Provide a definition and example of a superkey in SQL.
In SQL, the definition of a superkey is a set of columns in a table for which there are no two rows that will share the same combination of values. So, the superkey is unique for each and every row in the table. A superkey can also be just a single column.
Example of a superkey
Suppose we have a table that holds all the managers in a company, and that table is called Managers. The table has columns called ManagerID, Name, Title, and DepartmentID. Every manager has his/her own ManagerID, so that value is always unique in each and every row.

This means that if we combine the ManagerID column value for any given row with any other column value, then we will have a unique set of values. So, for the combinations of (ManagerID, Name), (ManagerID, TItle), (ManagerID, DepartmentID), (ManagerID, Name, DepartmentID), etc – there will be no two rows in the table that share the exact same combination of values, because the ManagerID will always be unique and different for each row. This means that pairing the Manager ID with any other column(s) will ensure that the combination will also be unique across all rows in the table.
And that is exactly what defines a superkey – it’s any combination of column(s) for which that combination of values will be unique across all rows in a table. So, all of those combinations of columns in the Manager table that we gave earlier would be considered to be superkeys. Even the ManagerID column is considered to be a superkey, although a special type of superkey as you can read more about below.
What is a minimal superkey?
A minimal superkey is the minimum number of columns that can be used to uniquely identify a single row. In other words, the minimum number of columns, which when combined, will give a unique value for every row in the table. Remember that we mentioned earlier that a superkey can be just a single column. So, in our example above, the minimal superkey would be the ManagerID since it is unique for each and every row in the Manager table.
Can a table have multiple minimal superkeys?
Yes, a table can have multiple minimal superkeys. Let use our example of a Manager table again. Suppose we add another column for the Social Security Number (which, for our nonAmerican readers, is a unique 9 digit number assigned to every citizen of the USA) to the Manager table – let’s just call it SSN. Since that column will clearly have a unique value for every row in the table, it will also be a minimal superkey – because it’s only one column and it also is unique for every row.
Can a minimal superkey have more than one column?
Absolutely. If there is no single column that is unique for every row in a given table, but there is a combination of columns that produce a unique value for every row in a table, then that combination of columns would be the minimal superkey. This is of course provided that the combination is the smallest number of columns necessary to produce a unique value for each row.
Why is it called a superkey?
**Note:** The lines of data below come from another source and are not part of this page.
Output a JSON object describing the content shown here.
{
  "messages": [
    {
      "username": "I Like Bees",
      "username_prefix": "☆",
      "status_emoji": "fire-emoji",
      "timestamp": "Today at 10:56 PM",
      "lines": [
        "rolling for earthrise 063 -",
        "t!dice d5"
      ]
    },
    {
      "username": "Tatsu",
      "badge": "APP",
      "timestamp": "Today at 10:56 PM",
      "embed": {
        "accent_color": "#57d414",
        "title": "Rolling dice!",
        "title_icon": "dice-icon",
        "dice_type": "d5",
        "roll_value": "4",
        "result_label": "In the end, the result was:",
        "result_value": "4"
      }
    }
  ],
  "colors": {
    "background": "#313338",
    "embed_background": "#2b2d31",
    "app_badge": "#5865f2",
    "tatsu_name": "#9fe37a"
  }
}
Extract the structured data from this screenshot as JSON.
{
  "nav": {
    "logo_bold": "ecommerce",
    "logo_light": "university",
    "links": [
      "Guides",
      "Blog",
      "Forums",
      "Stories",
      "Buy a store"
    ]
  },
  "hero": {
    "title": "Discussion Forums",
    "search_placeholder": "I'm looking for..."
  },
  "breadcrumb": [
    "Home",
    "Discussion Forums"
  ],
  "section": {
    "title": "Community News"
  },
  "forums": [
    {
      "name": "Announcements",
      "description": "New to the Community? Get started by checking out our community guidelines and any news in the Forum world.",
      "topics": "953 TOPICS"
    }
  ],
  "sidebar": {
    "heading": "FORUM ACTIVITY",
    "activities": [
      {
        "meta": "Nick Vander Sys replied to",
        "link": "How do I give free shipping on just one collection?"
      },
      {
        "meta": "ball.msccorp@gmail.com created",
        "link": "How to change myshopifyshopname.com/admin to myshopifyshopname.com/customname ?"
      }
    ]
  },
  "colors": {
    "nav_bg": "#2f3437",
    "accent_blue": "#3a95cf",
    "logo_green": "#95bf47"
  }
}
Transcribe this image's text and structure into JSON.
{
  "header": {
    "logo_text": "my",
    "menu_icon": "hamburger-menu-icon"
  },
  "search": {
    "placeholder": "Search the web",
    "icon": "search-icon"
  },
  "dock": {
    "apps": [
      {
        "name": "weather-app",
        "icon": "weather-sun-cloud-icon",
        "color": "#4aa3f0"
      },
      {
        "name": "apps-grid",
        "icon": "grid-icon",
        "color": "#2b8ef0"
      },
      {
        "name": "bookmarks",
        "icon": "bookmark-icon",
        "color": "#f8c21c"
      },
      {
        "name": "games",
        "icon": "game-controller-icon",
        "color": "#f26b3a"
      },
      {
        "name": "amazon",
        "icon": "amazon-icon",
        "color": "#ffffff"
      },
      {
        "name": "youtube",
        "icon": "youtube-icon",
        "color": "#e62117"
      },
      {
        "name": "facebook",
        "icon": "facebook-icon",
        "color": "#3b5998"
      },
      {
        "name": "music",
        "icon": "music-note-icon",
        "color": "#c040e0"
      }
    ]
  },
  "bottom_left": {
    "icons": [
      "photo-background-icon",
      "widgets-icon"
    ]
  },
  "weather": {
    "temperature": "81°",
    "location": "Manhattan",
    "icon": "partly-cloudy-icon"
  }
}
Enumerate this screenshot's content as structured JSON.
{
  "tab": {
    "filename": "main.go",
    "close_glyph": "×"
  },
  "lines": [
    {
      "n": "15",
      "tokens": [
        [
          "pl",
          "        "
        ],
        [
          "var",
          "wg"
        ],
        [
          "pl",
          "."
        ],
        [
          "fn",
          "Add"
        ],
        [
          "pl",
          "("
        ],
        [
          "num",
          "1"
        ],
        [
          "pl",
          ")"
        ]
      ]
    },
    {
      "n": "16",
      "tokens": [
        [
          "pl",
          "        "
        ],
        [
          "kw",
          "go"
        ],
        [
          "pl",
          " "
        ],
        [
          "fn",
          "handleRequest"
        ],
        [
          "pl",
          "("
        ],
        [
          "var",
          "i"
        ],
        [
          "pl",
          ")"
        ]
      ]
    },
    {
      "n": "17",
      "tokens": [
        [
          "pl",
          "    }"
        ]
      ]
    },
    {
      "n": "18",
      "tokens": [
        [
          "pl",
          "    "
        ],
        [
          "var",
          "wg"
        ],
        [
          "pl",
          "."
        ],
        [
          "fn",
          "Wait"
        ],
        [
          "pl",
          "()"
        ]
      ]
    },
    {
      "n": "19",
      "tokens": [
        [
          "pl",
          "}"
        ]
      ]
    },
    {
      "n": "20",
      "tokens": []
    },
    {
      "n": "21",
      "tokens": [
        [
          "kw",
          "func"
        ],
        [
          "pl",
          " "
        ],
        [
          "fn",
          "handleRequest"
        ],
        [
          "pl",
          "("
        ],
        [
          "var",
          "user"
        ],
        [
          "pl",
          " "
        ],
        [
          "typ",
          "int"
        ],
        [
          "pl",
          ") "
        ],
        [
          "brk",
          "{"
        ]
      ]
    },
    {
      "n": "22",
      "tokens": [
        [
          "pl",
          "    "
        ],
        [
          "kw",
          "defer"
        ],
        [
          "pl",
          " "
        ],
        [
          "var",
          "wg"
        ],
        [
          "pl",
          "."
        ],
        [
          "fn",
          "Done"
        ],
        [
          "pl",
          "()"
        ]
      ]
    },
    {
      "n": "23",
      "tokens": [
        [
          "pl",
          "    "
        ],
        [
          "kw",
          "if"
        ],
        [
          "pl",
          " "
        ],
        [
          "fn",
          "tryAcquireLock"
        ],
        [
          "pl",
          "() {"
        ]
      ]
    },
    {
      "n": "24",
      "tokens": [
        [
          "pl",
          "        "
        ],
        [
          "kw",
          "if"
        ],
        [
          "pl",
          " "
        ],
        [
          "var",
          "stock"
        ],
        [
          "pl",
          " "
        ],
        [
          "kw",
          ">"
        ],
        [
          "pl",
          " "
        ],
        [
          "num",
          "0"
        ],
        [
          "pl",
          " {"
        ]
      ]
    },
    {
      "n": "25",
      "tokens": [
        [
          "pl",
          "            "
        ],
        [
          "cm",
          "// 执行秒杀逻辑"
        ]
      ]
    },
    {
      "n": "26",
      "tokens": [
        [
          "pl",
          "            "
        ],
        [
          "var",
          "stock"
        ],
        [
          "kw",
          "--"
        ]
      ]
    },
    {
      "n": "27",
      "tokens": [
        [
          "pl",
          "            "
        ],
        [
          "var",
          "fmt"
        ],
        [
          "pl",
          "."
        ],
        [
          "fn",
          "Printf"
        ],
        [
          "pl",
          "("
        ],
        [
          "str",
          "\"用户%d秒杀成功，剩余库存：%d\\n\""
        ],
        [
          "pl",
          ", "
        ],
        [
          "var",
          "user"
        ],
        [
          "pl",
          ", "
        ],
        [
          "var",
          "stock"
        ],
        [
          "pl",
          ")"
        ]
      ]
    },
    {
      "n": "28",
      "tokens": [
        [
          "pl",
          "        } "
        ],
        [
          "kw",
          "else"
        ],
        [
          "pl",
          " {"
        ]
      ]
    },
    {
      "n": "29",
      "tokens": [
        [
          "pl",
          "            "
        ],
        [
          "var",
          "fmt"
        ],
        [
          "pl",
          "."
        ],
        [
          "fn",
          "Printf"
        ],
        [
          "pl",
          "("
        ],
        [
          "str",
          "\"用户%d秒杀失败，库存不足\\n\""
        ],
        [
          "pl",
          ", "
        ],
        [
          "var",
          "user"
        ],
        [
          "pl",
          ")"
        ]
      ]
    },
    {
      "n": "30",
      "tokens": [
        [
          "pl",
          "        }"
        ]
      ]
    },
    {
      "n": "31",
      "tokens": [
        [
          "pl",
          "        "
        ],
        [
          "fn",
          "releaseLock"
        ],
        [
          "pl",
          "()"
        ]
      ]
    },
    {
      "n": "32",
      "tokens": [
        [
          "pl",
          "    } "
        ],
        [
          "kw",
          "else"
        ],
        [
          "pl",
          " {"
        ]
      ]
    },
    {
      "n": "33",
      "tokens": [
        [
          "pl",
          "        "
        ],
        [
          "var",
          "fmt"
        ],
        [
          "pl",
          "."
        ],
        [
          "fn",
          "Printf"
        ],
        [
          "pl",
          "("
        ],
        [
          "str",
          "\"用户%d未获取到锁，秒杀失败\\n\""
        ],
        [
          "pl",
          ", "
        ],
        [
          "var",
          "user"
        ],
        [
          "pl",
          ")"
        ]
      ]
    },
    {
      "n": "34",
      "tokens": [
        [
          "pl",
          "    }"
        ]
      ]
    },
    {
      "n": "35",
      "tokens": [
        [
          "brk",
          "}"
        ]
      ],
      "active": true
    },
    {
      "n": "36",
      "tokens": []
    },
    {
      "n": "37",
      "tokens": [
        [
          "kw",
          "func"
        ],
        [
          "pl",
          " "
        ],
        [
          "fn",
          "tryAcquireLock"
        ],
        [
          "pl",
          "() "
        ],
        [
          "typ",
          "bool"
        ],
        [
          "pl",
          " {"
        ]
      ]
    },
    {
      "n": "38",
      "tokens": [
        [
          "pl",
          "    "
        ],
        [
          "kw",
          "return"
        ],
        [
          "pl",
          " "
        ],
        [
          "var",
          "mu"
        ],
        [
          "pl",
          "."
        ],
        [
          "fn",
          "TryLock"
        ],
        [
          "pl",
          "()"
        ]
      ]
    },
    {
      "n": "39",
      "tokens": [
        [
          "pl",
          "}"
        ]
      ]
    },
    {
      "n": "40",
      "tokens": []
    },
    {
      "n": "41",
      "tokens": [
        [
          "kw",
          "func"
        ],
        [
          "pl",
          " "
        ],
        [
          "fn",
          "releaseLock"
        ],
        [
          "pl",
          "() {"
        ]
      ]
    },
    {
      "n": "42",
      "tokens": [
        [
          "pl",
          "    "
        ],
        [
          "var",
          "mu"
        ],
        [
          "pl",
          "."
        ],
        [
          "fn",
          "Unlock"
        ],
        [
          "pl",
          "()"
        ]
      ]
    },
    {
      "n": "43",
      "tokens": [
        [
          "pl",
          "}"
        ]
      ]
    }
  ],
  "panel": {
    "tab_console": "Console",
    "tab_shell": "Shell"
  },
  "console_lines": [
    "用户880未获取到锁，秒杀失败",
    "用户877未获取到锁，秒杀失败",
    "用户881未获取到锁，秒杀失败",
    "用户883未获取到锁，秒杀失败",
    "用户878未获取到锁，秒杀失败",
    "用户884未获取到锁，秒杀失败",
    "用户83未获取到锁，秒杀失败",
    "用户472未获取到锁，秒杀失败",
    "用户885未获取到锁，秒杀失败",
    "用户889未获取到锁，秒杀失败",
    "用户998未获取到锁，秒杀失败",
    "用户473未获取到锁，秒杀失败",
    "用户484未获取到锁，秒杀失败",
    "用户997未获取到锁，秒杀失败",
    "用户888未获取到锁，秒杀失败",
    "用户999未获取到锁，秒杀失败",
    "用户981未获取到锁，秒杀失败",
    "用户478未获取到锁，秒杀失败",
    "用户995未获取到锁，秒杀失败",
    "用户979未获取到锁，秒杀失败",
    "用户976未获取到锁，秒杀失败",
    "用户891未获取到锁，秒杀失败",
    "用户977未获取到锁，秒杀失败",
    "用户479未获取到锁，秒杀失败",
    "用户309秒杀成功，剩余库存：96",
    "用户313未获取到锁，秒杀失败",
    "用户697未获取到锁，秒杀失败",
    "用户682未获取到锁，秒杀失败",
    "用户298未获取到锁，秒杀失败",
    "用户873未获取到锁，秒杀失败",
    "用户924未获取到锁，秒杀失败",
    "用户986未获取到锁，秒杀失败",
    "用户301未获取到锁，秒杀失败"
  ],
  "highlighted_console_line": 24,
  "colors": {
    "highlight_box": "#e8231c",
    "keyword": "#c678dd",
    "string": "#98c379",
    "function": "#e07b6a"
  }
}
It’s called a superkey because it comes from RDBMS theory, as in superset and subset. So, a superkey is essentially all the superset combinations of keys, which will of course uniquely identify a row in a table.
Superkey versus candidate key
We discussed minimal superkeys and defined exactly what they are. Candidate keys are actually minimal superkeys – so both candidate keys and minimal superkeys mean exactly the same thing.